You are currently sorting in ascending order. Sort in descending order.

hide Most Frequent Entities

The entities that appear most frequently in this document are shown below.

Entity Max. Freq Min. Freq
Rome (Italy) 104 0 Browse Search
Rome (Italy) 102 0 Browse Search
Washington (United States) 90 0 Browse Search
Rome (Italy) 80 0 Browse Search
Alban (France) 44 0 Browse Search
Antium (Italy) 34 0 Browse Search
Romulus (New York, United States) 32 0 Browse Search
Sabine (United States) 30 0 Browse Search
Tiber (Italy) 26 0 Browse Search
Remus (Michigan, United States) 24 0 Browse Search
View all entities in this document...

Browsing named entities in a specific section of Titus Livius (Livy), The History of Rome, Book 2 (ed. Rev. Canon Roberts). Search the whole document.

Found 6 total hits in 2 results.
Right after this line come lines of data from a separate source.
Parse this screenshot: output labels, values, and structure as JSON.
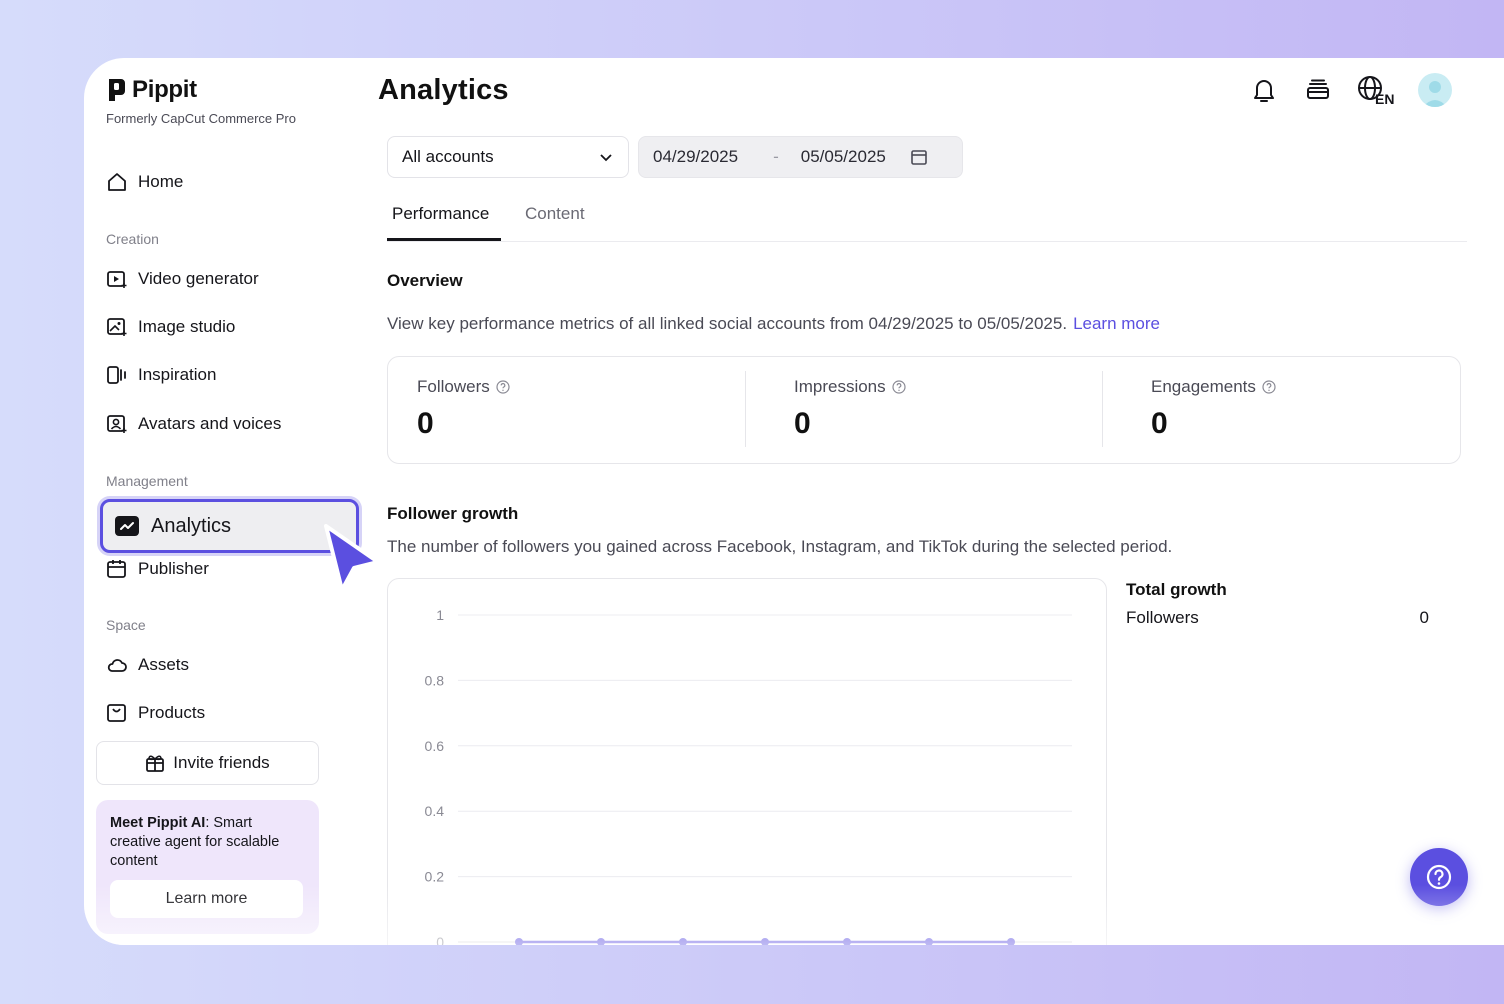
{
  "brand": {
    "name": "Pippit",
    "subtitle": "Formerly CapCut Commerce Pro"
  },
  "sidebar": {
    "home": "Home",
    "creation_label": "Creation",
    "creation_items": [
      "Video generator",
      "Image studio",
      "Inspiration",
      "Avatars and voices"
    ],
    "management_label": "Management",
    "analytics": "Analytics",
    "publisher": "Publisher",
    "space_label": "Space",
    "assets": "Assets",
    "products": "Products",
    "invite": "Invite friends",
    "promo": {
      "bold": "Meet Pippit AI",
      "text": ": Smart creative agent for scalable content",
      "button": "Learn more"
    }
  },
  "header": {
    "title": "Analytics",
    "language_badge": "EN",
    "icons": [
      "bell-icon",
      "stack-icon",
      "globe-icon",
      "avatar"
    ]
  },
  "filters": {
    "account": "All accounts",
    "start_date": "04/29/2025",
    "separator": "-",
    "end_date": "05/05/2025"
  },
  "tabs": [
    {
      "label": "Performance",
      "active": true
    },
    {
      "label": "Content",
      "active": false
    }
  ],
  "overview": {
    "title": "Overview",
    "description": "View key performance metrics of all linked social accounts from 04/29/2025 to 05/05/2025.",
    "link": "Learn more",
    "metrics": [
      {
        "label": "Followers",
        "value": "0"
      },
      {
        "label": "Impressions",
        "value": "0"
      },
      {
        "label": "Engagements",
        "value": "0"
      }
    ]
  },
  "growth": {
    "title": "Follower growth",
    "description": "The number of followers you gained across Facebook, Instagram, and TikTok during the selected period.",
    "total_title": "Total growth",
    "total_label": "Followers",
    "total_value": "0"
  },
  "colors": {
    "accent": "#5b4fe0",
    "promo_bg": "#efe6fb"
  },
  "chart_data": {
    "type": "line",
    "title": "",
    "xlabel": "",
    "ylabel": "",
    "ylim": [
      0,
      1
    ],
    "y_ticks": [
      "1",
      "0.8",
      "0.6",
      "0.4",
      "0.2",
      "0"
    ],
    "grid": true,
    "series": [
      {
        "values": [
          0,
          0,
          0,
          0,
          0,
          0,
          0
        ]
      }
    ]
  }
}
and the host of Etruscans, whose ranks were multiplied through being narrowed. After a time they abandoned their plan of presenting a front on all sides; facing in one direction they formed themselves into a wedge and by the utmost exertion of sword and muscle forced a passage through. The road led up to gentle eminence, and here they halted. When the higher ground gave them room to breathe freely and to recover from the feeling of despair, they repelled those who mounted to the attack, and through the advantage of position the little band were beginning to win the day, when some Veientines who had been sent round the hill emerged on the summit. So the enemy again had the advantage. The Fabii were all cut down to a man, and their fort taken. It is generally agreed that three hundred and six men perished, and that one only, an immature youth, was left as a stock for the Fabian house to be Rome's greatest helper in her hour of danger both at home and in the field.
The conflicts between the Fabii and the State of Veii were resumed without any more extensive military preparations than before. There were not only forays into each other's territories and surprise attacks upon the foragers, but sometimes they fought regular engagements, and this single Roman house often won the victory over what was at that time the most powerful city in Etruria. This was a bitter mortification to the Veientines, and they were led by circumstances to adopt the plan of trapping their daring enemy in an ambuscade; they were even glad that the numerous successes of the Fabii had increased their confidence. AccordinglyThe Annihilation of the Fabii. they drove herds of cattle, as if by accident, in the way of the foraying parties, the fields were abandoned by the peasants, and the bodies of troops sent to repel the raiders fled in a panic more often assumed than genuine. By this time the Fabii had conceived such a contempt for their foe as to be conv